TO DO → Could you filter the records below down to the lines that include the word "icon"?
Top of GIVEN RECORDS
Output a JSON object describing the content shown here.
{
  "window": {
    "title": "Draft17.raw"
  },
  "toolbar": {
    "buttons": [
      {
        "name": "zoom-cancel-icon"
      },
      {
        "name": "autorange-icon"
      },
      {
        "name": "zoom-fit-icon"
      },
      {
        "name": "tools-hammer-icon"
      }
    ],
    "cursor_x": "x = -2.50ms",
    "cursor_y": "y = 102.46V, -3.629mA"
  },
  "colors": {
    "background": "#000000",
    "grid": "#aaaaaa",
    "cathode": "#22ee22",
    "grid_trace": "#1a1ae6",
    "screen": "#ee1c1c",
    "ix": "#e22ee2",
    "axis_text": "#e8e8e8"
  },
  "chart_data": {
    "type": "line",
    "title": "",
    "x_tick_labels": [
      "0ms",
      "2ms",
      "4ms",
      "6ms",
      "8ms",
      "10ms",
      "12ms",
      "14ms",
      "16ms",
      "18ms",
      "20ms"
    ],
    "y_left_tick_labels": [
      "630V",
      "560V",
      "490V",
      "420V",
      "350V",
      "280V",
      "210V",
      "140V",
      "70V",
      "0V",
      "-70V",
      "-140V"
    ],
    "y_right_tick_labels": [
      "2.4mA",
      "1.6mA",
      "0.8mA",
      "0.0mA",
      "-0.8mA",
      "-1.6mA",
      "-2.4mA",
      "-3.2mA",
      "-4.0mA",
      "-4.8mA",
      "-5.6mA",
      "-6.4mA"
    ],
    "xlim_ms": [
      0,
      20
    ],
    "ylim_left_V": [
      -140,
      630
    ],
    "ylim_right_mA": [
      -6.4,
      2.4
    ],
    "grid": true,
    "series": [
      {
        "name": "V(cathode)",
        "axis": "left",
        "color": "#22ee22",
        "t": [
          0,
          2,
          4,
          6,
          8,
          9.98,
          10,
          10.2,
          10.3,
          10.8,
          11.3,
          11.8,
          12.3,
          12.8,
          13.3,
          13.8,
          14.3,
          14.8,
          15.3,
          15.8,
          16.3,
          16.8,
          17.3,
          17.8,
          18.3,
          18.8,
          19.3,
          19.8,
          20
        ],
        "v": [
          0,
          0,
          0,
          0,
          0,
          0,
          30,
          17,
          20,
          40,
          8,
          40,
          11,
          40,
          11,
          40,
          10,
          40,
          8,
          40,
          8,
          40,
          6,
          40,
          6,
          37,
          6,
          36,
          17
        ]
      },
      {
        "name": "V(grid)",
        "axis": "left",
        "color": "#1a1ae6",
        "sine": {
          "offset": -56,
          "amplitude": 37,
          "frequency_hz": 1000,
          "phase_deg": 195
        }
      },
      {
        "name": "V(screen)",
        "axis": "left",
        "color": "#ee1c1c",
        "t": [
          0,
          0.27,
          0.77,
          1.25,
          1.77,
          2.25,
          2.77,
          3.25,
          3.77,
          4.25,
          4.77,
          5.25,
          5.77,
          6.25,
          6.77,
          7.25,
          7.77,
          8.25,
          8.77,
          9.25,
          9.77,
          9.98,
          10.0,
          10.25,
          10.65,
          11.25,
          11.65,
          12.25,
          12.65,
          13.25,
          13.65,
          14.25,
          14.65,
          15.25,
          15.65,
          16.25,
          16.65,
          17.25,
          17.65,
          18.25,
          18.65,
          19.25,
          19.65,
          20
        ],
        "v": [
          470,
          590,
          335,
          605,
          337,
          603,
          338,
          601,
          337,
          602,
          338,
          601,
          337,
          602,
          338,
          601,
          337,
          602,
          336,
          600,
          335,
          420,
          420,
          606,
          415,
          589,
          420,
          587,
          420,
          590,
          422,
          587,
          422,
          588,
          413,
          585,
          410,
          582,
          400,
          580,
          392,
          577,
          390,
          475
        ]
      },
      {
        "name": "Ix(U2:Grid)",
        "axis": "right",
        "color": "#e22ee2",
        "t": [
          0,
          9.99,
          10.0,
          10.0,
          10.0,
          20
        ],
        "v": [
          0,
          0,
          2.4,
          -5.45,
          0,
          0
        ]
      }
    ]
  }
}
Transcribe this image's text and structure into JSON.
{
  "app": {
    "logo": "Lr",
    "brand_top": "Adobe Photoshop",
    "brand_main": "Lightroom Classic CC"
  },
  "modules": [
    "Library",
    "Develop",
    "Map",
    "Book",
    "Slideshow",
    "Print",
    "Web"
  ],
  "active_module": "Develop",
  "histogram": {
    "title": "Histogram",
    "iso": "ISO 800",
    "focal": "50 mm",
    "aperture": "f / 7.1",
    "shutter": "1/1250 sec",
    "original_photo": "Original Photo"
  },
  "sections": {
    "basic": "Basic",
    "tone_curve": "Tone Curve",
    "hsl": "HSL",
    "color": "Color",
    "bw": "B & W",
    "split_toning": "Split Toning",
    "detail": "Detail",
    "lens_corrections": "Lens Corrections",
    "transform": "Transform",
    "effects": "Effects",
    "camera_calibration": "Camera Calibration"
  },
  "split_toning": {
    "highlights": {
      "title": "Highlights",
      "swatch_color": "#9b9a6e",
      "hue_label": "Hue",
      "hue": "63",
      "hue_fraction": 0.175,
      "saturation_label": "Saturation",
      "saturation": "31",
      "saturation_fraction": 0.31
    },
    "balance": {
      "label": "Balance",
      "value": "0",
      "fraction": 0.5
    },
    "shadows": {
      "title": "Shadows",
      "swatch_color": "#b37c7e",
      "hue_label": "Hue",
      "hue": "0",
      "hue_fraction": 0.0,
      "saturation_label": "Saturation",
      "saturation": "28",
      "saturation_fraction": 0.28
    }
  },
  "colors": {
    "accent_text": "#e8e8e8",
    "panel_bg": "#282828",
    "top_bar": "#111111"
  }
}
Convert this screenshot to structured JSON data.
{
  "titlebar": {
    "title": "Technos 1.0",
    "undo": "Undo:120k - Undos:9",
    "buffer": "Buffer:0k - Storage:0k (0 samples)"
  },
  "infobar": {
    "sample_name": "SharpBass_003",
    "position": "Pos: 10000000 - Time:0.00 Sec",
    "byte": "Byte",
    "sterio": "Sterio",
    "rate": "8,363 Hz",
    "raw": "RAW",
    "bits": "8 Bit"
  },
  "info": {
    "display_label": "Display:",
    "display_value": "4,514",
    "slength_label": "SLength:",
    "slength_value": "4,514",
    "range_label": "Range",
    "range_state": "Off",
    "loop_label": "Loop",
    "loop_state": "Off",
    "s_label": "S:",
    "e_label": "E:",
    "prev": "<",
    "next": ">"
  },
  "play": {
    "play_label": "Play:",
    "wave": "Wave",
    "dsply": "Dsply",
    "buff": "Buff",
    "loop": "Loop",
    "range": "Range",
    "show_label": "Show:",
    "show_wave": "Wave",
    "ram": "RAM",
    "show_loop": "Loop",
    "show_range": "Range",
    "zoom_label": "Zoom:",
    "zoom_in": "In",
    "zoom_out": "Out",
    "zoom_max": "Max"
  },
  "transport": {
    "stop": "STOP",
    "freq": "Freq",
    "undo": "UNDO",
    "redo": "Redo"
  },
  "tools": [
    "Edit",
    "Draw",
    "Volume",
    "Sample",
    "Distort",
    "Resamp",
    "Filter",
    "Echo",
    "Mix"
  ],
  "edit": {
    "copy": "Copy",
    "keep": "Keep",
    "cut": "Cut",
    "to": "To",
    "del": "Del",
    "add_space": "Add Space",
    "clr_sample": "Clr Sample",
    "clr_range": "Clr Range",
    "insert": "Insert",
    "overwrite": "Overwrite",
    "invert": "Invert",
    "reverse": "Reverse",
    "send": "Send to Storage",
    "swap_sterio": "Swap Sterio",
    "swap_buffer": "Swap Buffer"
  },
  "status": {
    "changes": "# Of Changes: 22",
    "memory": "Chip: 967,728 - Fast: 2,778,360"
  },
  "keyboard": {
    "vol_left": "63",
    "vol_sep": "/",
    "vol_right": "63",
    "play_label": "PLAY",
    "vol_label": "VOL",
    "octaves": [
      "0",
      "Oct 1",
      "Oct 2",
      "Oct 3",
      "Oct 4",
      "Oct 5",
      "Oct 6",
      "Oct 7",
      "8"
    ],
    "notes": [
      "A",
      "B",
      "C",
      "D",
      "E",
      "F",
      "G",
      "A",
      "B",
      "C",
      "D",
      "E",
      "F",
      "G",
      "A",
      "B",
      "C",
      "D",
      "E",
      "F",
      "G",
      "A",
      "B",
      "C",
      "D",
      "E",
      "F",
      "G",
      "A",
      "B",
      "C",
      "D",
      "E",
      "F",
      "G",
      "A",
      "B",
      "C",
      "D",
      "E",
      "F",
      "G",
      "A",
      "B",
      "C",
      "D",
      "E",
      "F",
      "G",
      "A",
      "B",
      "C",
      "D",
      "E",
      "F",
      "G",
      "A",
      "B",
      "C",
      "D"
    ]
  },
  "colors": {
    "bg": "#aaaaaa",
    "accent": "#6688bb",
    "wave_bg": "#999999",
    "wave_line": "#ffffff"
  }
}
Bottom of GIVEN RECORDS
REPLY →
        "name": "zoom-cancel-icon"
        "name": "autorange-icon"
        "name": "zoom-fit-icon"
        "name": "tools-hammer-icon"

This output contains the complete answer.